Clearly, the system is broken when our health is threatened by everyday activities and products. Current federal and state laws do not adequately prevent harmful toxic chemicals from entering products, food and the environment. Of the 82,000 chemicals in use today, a mere fraction has been tested for toxicity.

It took decades for dangerous chemicals such as DDT and PCBs to be banned, even after mounting evidence showed they were damaging human health and the environment. Yet, they are still turning up in people's blood samples 30 years later.

What can we do to protect ourselves, our families and future Washingtonians?

Our study showed that even people who lead the most conscientious, healthy lifestyles tested positive for many of these pollutants. In other words, even if you eat organic foods and purchase nontoxic cleaners, cosmetics, furniture and electronics, chances are you will still be exposed to dangerous chemicals.

These substances are invisible yet present in the air, water, soil and everyday products. This is because there is not adequate screening to ensure that the chemicals used in the manufacture of thousands of products are safe.

We're proud that Washington state is a national leader in tackling this troubling problem, having passed in 1998 a groundbreaking policy to eliminate persistent toxic chemicals, and more recently passing legislation to restrict the use of mercury. However, these steps are not enough.

We need to act to address the increasing threat posed by the common use of toxic flame retardants (PBDEs). But focusing on only one chemical at a time isn't going to protect people from the chemicals we now know are harmful. We support a more-comprehensive approach, one that would ensure that only the safest chemicals are allowed in products that we use.

All 10 test subjects agreed the results have spurred them to think harder about their choices, but they acknowledged that personal changes are not enough to protect them and their families. We need change at the federal level to address this threat faced by all Americans.

But lacking that, we should do what we can at the state level. As elected leaders, we join this group in calling for comprehensive policy change in Washington state.

The good news is that innovative business and industry leaders, as well as state and local government agencies, have begun to phase out some dangerous chemicals. Safer, alternative products and manufacturing methods are available, and where they aren't, we need to put our resources into finding them.

Washington state should not only be the most beautiful place in the world to live, work and raise a family, but also a truly healthy place to call home.

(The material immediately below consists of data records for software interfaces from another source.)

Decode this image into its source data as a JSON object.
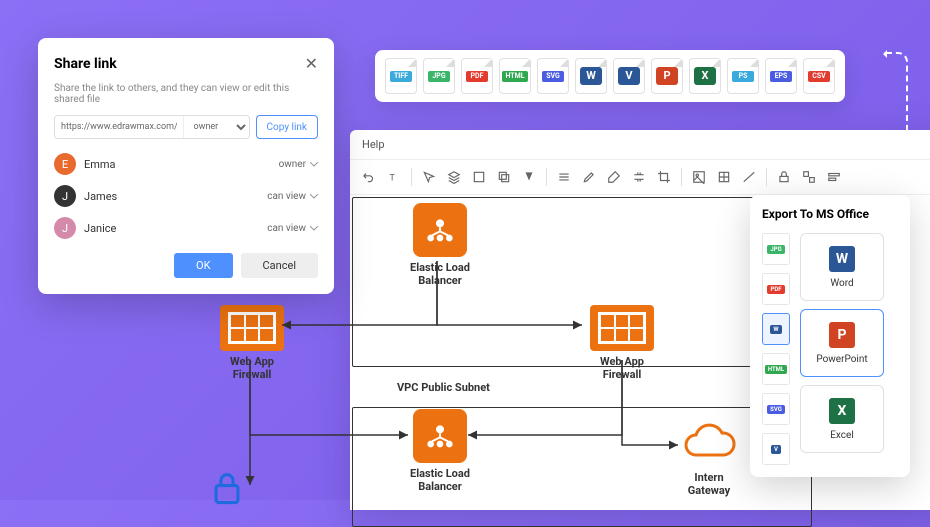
{
  "share": {
    "title": "Share link",
    "subtitle": "Share the link to others, and they can view or edit this shared file",
    "url": "https://www.edrawmax.com/online/fil",
    "role_default": "owner",
    "copy_label": "Copy link",
    "ok_label": "OK",
    "cancel_label": "Cancel",
    "users": [
      {
        "name": "Emma",
        "perm": "owner",
        "color": "#e86a2f"
      },
      {
        "name": "James",
        "perm": "can view",
        "color": "#333"
      },
      {
        "name": "Janice",
        "perm": "can view",
        "color": "#d48aa8"
      }
    ]
  },
  "canvas": {
    "menu_help": "Help",
    "nodes": {
      "elb1": "Elastic Load\nBalancer",
      "elb2": "Elastic Load\nBalancer",
      "waf1": "Web App\nFirewall",
      "waf2": "Web App\nFirewall",
      "subnet": "VPC Public Subnet",
      "igw": "Intern\nGateway"
    }
  },
  "export_bar": [
    {
      "name": "tiff",
      "label": "TIFF",
      "color": "#3aa9db"
    },
    {
      "name": "jpg",
      "label": "JPG",
      "color": "#3bb56a"
    },
    {
      "name": "pdf",
      "label": "PDF",
      "color": "#e33b2e"
    },
    {
      "name": "html",
      "label": "HTML",
      "color": "#2fa84f"
    },
    {
      "name": "svg",
      "label": "SVG",
      "color": "#4a5de0"
    },
    {
      "name": "word",
      "label": "W",
      "color": "#2b5797",
      "icon": true
    },
    {
      "name": "visio",
      "label": "V",
      "color": "#2b5797",
      "icon": true
    },
    {
      "name": "ppt",
      "label": "P",
      "color": "#d04423",
      "icon": true
    },
    {
      "name": "excel",
      "label": "X",
      "color": "#1e7145",
      "icon": true
    },
    {
      "name": "ps",
      "label": "PS",
      "color": "#3aa9db"
    },
    {
      "name": "eps",
      "label": "EPS",
      "color": "#4a5de0"
    },
    {
      "name": "csv",
      "label": "CSV",
      "color": "#e33b2e"
    }
  ],
  "export_panel": {
    "title": "Export To MS Office",
    "left": [
      {
        "name": "jpg",
        "label": "JPG",
        "color": "#3bb56a"
      },
      {
        "name": "pdf",
        "label": "PDF",
        "color": "#e33b2e"
      },
      {
        "name": "word",
        "label": "W",
        "color": "#2b5797",
        "selected": true
      },
      {
        "name": "html",
        "label": "HTML",
        "color": "#2fa84f"
      },
      {
        "name": "svg",
        "label": "SVG",
        "color": "#4a5de0"
      },
      {
        "name": "visio",
        "label": "V",
        "color": "#2b5797"
      }
    ],
    "cards": [
      {
        "name": "word",
        "label": "Word",
        "color": "#2b5797",
        "letter": "W"
      },
      {
        "name": "ppt",
        "label": "PowerPoint",
        "color": "#d04423",
        "letter": "P",
        "selected": true
      },
      {
        "name": "excel",
        "label": "Excel",
        "color": "#1e7145",
        "letter": "X"
      }
    ]
  }
}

Sen. Lisa Brown D-Spokane, is majority leader in the state Senate. Sen. Bill Finkbeiner R-Kirkland, represents the 45th Legislative District. They were among 10 leading citizens who took part in a study whose results were released May 23 by the Toxic-Free Legacy Coalition, which is comprised of environmental and health groups.

Copyright © 2006 The Seattle Times Company